SIFMA, in partnership with Bortstein Legal Group, developed this paper to examine the general regulatory and guidance requirements in the United States, the European Union, the United Kingdom, and Canada, applicable to financial institutions’ use of IaaS Services, review the experience of financial institutions in attempting to address those expectations and requirements in their agreements for IaaS Services, and consider some of the issues that the IaaS Vendors have raised in response to financial institutions’ preferred contracting approaches, including how those requirements may conflict with IaaS Vendors’ “shared responsibility” model and the capabilities of IaaS Services. In addition, this paper will identify contractual approaches that have been employed by IaaS Vendors and financial institutions to accommodate the IaaS Vendors’ objections while satisfying the financial institutions’ regulatory obligations.

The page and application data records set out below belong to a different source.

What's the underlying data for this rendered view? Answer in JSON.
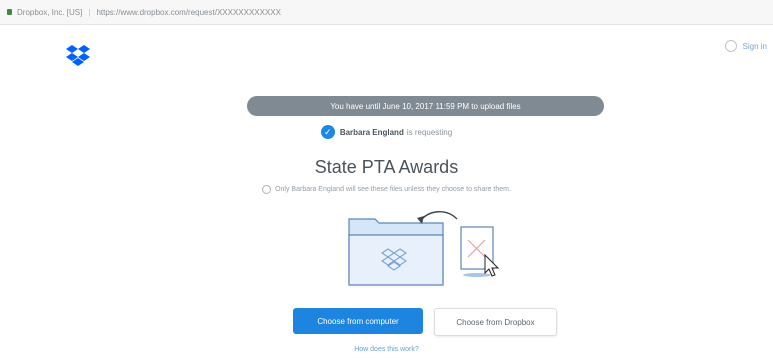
{
  "browser": {
    "site": "Dropbox, Inc. [US]",
    "separator": "|",
    "url": "https://www.dropbox.com/request/XXXXXXXXXXXX"
  },
  "header": {
    "signin": "Sign in"
  },
  "banner": "You have until June 10, 2017 11:59 PM to upload files",
  "requester": {
    "name": "Barbara England",
    "rest": "is requesting"
  },
  "request": {
    "title": "State PTA Awards",
    "note": "Only Barbara England will see these files unless they choose to share them."
  },
  "actions": {
    "primary": "Choose from computer",
    "secondary": "Choose from Dropbox",
    "link": "How does this work?"
  },
  "colors": {
    "accent": "#1d85e0",
    "banner": "#7f8a93"
  }
}
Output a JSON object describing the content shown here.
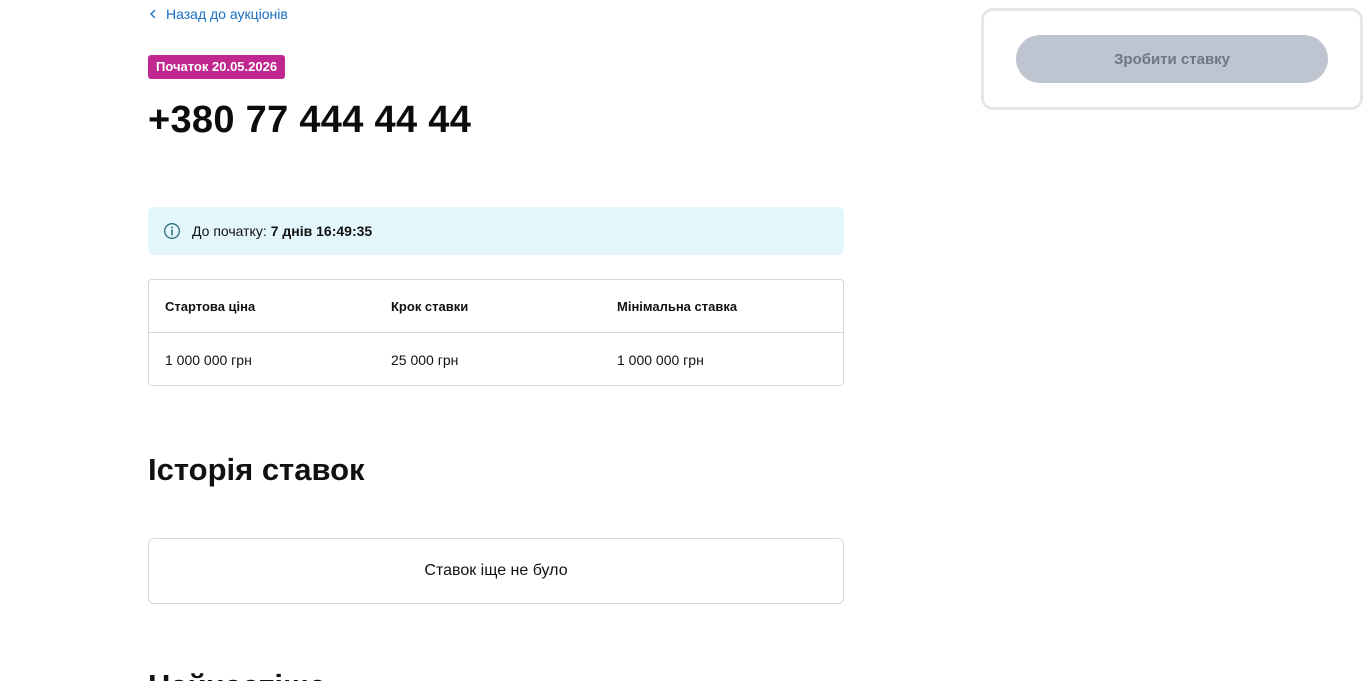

See also: P&W Blog: Clearing Up Regulatory Obligations in Cloud Services
Financial institutions adopt innovative technology to provide better client service, improve operational efficiency, enhance compliance, and save money. Cloud technology may help financial institutions reach these goals. Many financial institutions want to expand their use of cloud technology primarily for faster and cheaper scalability of computing power and data storage than is currently offered by more traditional, locally installed solutions. To date, many financial institutions have not expansively adopted cloud technology, partially due to the obstacles imposed by regulations and guidance and partially due to the industry’s judiciousness in adopting new technologies. Nevertheless, financial institutions should address the increasingly critical position that cloud technology will occupy in their operations directly or indirectly.
Financial institutions should weigh the overall risks associated with having only a small number of vendors that provide Infrastructure as a Service services (“IaaS Vendors” and “IaaS Services”). The same IaaS Vendors provide IaaS Services directly to financial institutions as well as indirectly as subcontractors to many Software as a Service vendors (“SaaS Vendors”), Platform as a Service vendors (“PaaS Vendors”) and other types of vendors (e.g., managed and professional service providers, consultants, law firms) that provide services to financial institutions (IaaS Vendors and all vendors that use IaaS Services to provide services to financial institutions are referred to as “Vendors”). Such widespread reliance on IaaS Vendors constitutes a concentration risk to financial institutions. To help mitigate concentration risks, and other risks associated with the failure or poor performance of IaaS Vendors, financial institutions could consider contractual obligations that support, and are consistent with, the applicable regulatory expectations and requirements.